# aerodynamics

#### The Aeroscope – video preview #2 and an improved Excel file (#4)

This is an improved version of the Aeroscope – the “Aeroscope_4”. It runs about 50% faster. Also if you start the model by clicking the green “Fly_by_settings” button you can fly hands-free and adjust parameters during the flight. You can at any time click the red dot in the center of the chart and start the joystick macro, which means that now you “pilot” the plane by the stick. Clicking…

#### Longitudinal Aircraft Dynamics #2 – 2D polynomial interpolation of parameters cl, cd and cm

In the previous section, the main wing airfoil and the horizontal stabilizer airfoil were simulated using Xflr5. The three coefficients, lift, drag and moment were then interpolated on charts in Excel using 4th and 5th order polynomials. This section shows a few tricks about how to easily introduce those 60 equations as spreadsheet formulas in Excel ranges. It also presents a simple linear interpolation method across the Reynolds number range. We need to do this since we simulated…

#### Longitudinal Aircraft Dynamics #1 – using Xflr5 to model the main wing, the horizontal stabilizer and extracting the polynomial trendlines for cl, cd and cm

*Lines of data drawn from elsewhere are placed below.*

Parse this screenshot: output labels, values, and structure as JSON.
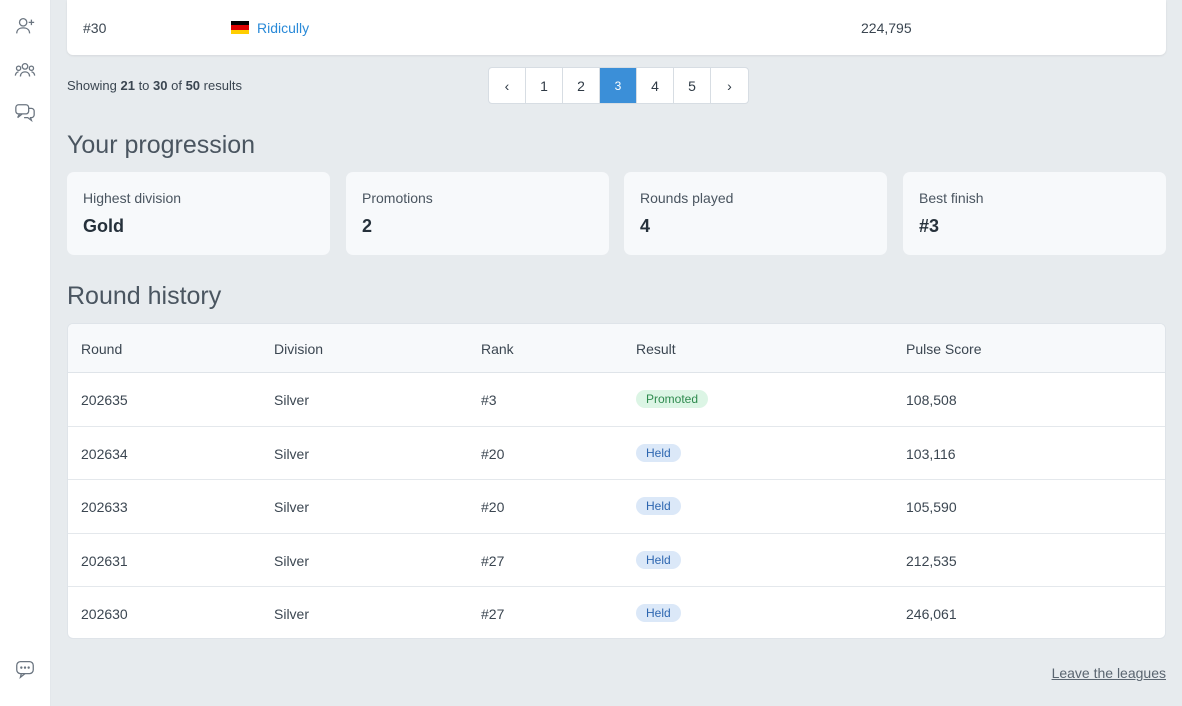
{
  "sidebar": {
    "icons": [
      "add-user-icon",
      "group-icon",
      "chat-bubbles-icon",
      "feedback-icon"
    ]
  },
  "leaderboard_last_row": {
    "rank": "#30",
    "flag": "germany-flag",
    "player": "Ridicully",
    "score": "224,795"
  },
  "pagination": {
    "showing_prefix": "Showing ",
    "from": "21",
    "to_word": " to ",
    "to": "30",
    "of_word": " of ",
    "total": "50",
    "suffix": " results",
    "prev": "‹",
    "next": "›",
    "pages": [
      "1",
      "2",
      "3",
      "4",
      "5"
    ],
    "current": "3"
  },
  "progression": {
    "title": "Your progression",
    "stats": [
      {
        "label": "Highest division",
        "value": "Gold"
      },
      {
        "label": "Promotions",
        "value": "2"
      },
      {
        "label": "Rounds played",
        "value": "4"
      },
      {
        "label": "Best finish",
        "value": "#3"
      }
    ]
  },
  "history": {
    "title": "Round history",
    "columns": [
      "Round",
      "Division",
      "Rank",
      "Result",
      "Pulse Score"
    ],
    "rows": [
      {
        "round": "202635",
        "division": "Silver",
        "rank": "#3",
        "result": "Promoted",
        "score": "108,508"
      },
      {
        "round": "202634",
        "division": "Silver",
        "rank": "#20",
        "result": "Held",
        "score": "103,116"
      },
      {
        "round": "202633",
        "division": "Silver",
        "rank": "#20",
        "result": "Held",
        "score": "105,590"
      },
      {
        "round": "202631",
        "division": "Silver",
        "rank": "#27",
        "result": "Held",
        "score": "212,535"
      },
      {
        "round": "202630",
        "division": "Silver",
        "rank": "#27",
        "result": "Held",
        "score": "246,061"
      }
    ]
  },
  "footer": {
    "leave_label": "Leave the leagues"
  },
  "colors": {
    "accent": "#3b8fd8",
    "link": "#2a8ad8",
    "promoted_bg": "#dcf5e5",
    "held_bg": "#dbe8f8"
  }
}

This is a tutorial about using a free aerodynamic modeling package (Xflr5) to simulate two airfoils in 2D (the main wing and the horizontal stabilizer) for ten different Reynolds numbers, then using Excel to extract the approximate polynomial equations of those curves (cl, cd and cm) and based on them, simulate a 2D aircraft as an animated model. This section deals with the aero modeling and the 4th and 5th order polynomial extraction.

#### Aerodynamics Naive #3 – a brief introduction to Xflr5, a virtual wind tunnel

The previous section implemented and charted the ping-pong polar diagrams in a spreadsheet and showed a reasonble similarity, for moderate angles of attack, between these diagrams and the ones modeled using Xflr5, a virtual wind tunner. This section introduce the concept Reynolds number and it also contains a very brief introduction to Xflr5, the free virtual wind tunnel software.

#### Aerodynamics Naive #2 – spreadsheet implementation of the Ping-Pong polar diagrams

This section of the tutorial implements the lift and drag formulas in a worksheet, creating and charting the polar diagrams for an ultra simplified ping-pong model of an airfoil. Comparing these diagrams with ones obtained by using a virtual wind tunnel (XFLR5) we can see a decent resemblance for moderate angles of attack (smaller than about 8 degrees in absolute value).

#### Aerodynamics Naive #1 – deriving the Ping-Pong airfoil polar diagrams

This is the ping-pong aerodynamic analogy. The wing is a ping pong bat and the air is a bunch of evenly spaced array of ping pong balls. It is a naive model but, as we will see in a later post, the polar diagrams derived from this analogy (between -12 to +12 degrees of angle of attack) are surprisingly close shape wise to the real diagrams of a thin, symmetric airfoil. The model of course cannot possibly calculate anything related…

#### How Do They Fly? – an intuitive look into lift generation and flight stability

Have you ever wondered why the flight attendants of a half empty airliner talk people into moving to the front half of the plane? Have you ever wondered why a flying wing can fly without a tail or why the stability of some of these flying wing can be controlled only by computer? Or why a 12 pack stored in at the back of a Cessna can make the plane unstable……

#### 2D Projectile Motion Model #1 – a virtual tactical shooting range

Hi Folks, As a kid was fascinated with high power rifles, sniper rifles, cannons and in general, fast projectiles. As a kid I’ve been brainwashed with all sorts of urban legends about how far an AK 47 or a pistol can shoot or how thick a steel metal plate a bullet can penetrate at various distances. I’ve also watched some documentary about snipers and there were talking about highly bent trajectories, how…